======== Data listing

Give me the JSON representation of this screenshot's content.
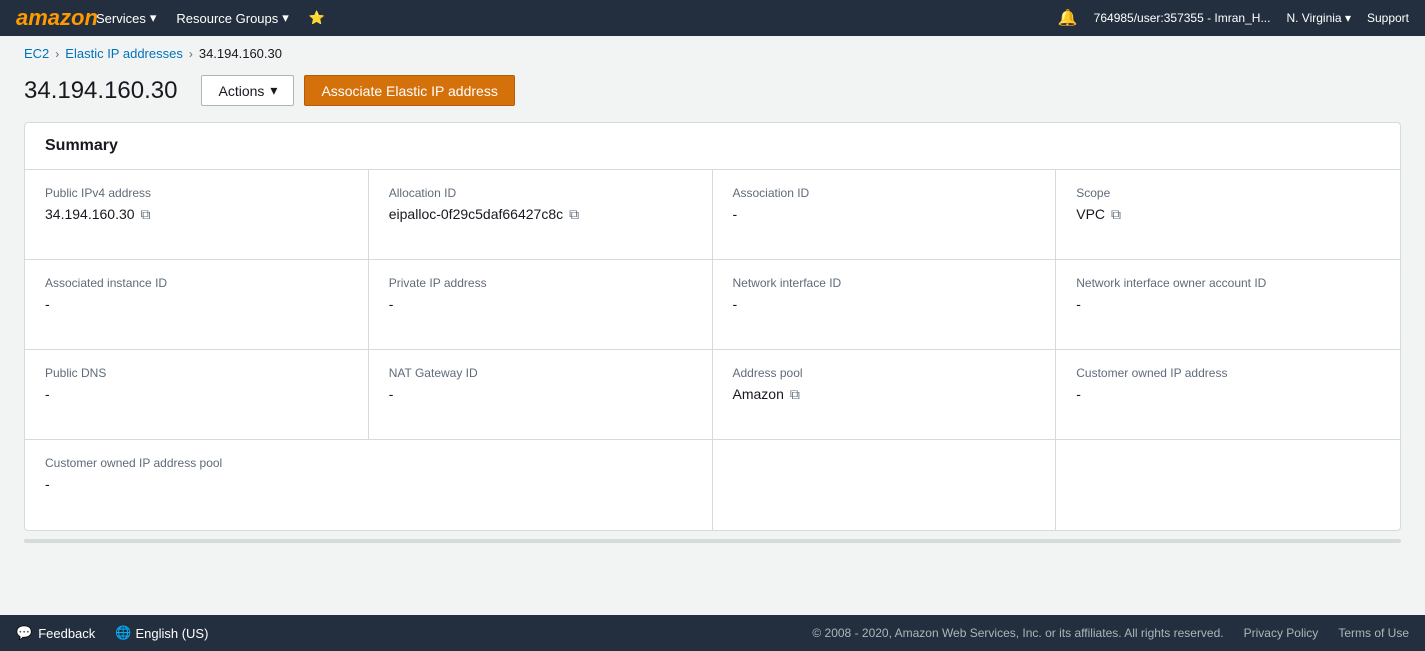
{
  "nav": {
    "logo": "amazon",
    "items": [
      {
        "label": "Services",
        "id": "services"
      },
      {
        "label": "Resource Groups",
        "id": "resource-groups"
      },
      {
        "label": "★",
        "id": "favorites"
      }
    ],
    "right": [
      {
        "label": "🔔",
        "id": "bell-icon"
      },
      {
        "label": "764985/user:357355 - Imran_H...",
        "id": "user-menu"
      },
      {
        "label": "N. Virginia",
        "id": "region-menu"
      },
      {
        "label": "Support",
        "id": "support-menu"
      }
    ]
  },
  "breadcrumb": {
    "items": [
      {
        "label": "EC2",
        "link": true
      },
      {
        "label": "Elastic IP addresses",
        "link": true
      },
      {
        "label": "34.194.160.30",
        "link": false
      }
    ]
  },
  "header": {
    "title": "34.194.160.30",
    "actions_label": "Actions",
    "associate_label": "Associate Elastic IP address"
  },
  "summary": {
    "title": "Summary",
    "cells": [
      {
        "label": "Public IPv4 address",
        "value": "34.194.160.30",
        "copyable": true,
        "id": "public-ipv4"
      },
      {
        "label": "Allocation ID",
        "value": "eipalloc-0f29c5daf66427c8c",
        "copyable": true,
        "id": "allocation-id"
      },
      {
        "label": "Association ID",
        "value": "-",
        "copyable": false,
        "id": "association-id"
      },
      {
        "label": "Scope",
        "value": "VPC",
        "copyable": true,
        "id": "scope"
      },
      {
        "label": "Associated instance ID",
        "value": "-",
        "copyable": false,
        "id": "associated-instance-id"
      },
      {
        "label": "Private IP address",
        "value": "-",
        "copyable": false,
        "id": "private-ip"
      },
      {
        "label": "Network interface ID",
        "value": "-",
        "copyable": false,
        "id": "network-interface-id"
      },
      {
        "label": "Network interface owner account ID",
        "value": "-",
        "copyable": false,
        "id": "network-interface-owner"
      },
      {
        "label": "Public DNS",
        "value": "-",
        "copyable": false,
        "id": "public-dns"
      },
      {
        "label": "NAT Gateway ID",
        "value": "-",
        "copyable": false,
        "id": "nat-gateway-id"
      },
      {
        "label": "Address pool",
        "value": "Amazon",
        "copyable": true,
        "id": "address-pool"
      },
      {
        "label": "Customer owned IP address",
        "value": "-",
        "copyable": false,
        "id": "customer-owned-ip"
      },
      {
        "label": "Customer owned IP address pool",
        "value": "-",
        "copyable": false,
        "id": "customer-owned-ip-pool"
      }
    ]
  },
  "footer": {
    "feedback_label": "Feedback",
    "language_label": "English (US)",
    "copyright": "© 2008 - 2020, Amazon Web Services, Inc. or its affiliates. All rights reserved.",
    "privacy_policy": "Privacy Policy",
    "terms_of_use": "Terms of Use"
  },
  "icons": {
    "copy": "⧉",
    "chevron_down": "▾",
    "chat_bubble": "💬",
    "globe": "🌐",
    "bell": "🔔"
  }
}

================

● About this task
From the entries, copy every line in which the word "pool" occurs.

● Answer space
        "label": "Address pool",
        "id": "address-pool"
        "label": "Customer owned IP address pool",
        "id": "customer-owned-ip-pool"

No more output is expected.